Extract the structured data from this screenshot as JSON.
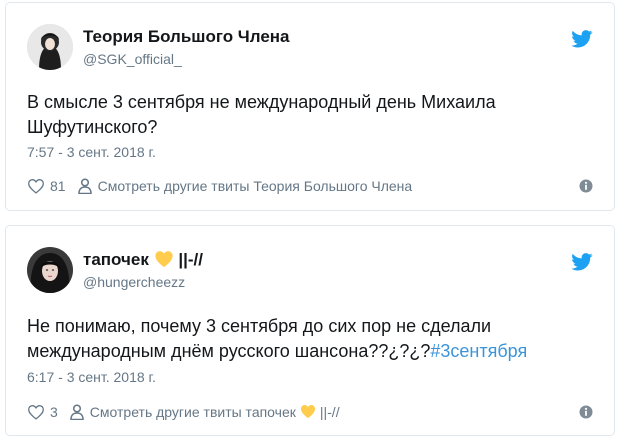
{
  "tweets": [
    {
      "display_name": "Теория Большого Члена",
      "handle": "@SGK_official_",
      "text": "В смысле 3 сентября не международный день Михаила Шуфутинского?",
      "timestamp": "7:57 - 3 сент. 2018 г.",
      "likes": "81",
      "more_tweets_label": "Смотреть другие твиты Теория Большого Члена"
    },
    {
      "display_name_before": "тапочек",
      "display_name_after": "||-//",
      "handle": "@hungercheezz",
      "text": "Не понимаю, почему 3 сентября до сих пор не сделали международным днём русского шансона??¿?¿?",
      "hashtag": "#3сентября",
      "timestamp": "6:17 - 3 сент. 2018 г.",
      "likes": "3",
      "more_tweets_label_before": "Смотреть другие твиты тапочек",
      "more_tweets_label_after": "||-//"
    }
  ],
  "icons": {
    "brand": "twitter-bird-icon",
    "like": "heart-outline-icon",
    "profile": "user-icon",
    "info": "info-icon",
    "emoji": "yellow-heart-emoji"
  },
  "colors": {
    "twitter_blue": "#1da1f2",
    "secondary_text": "#657786",
    "hashtag": "#3b94d9",
    "border": "#e1e8ed",
    "emoji_yellow": "#ffcc4d"
  }
}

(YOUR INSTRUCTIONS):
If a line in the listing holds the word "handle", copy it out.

(EXPECTED ANSWER):
      "handle": "@SGK_official_",
      "handle": "@hungercheezz",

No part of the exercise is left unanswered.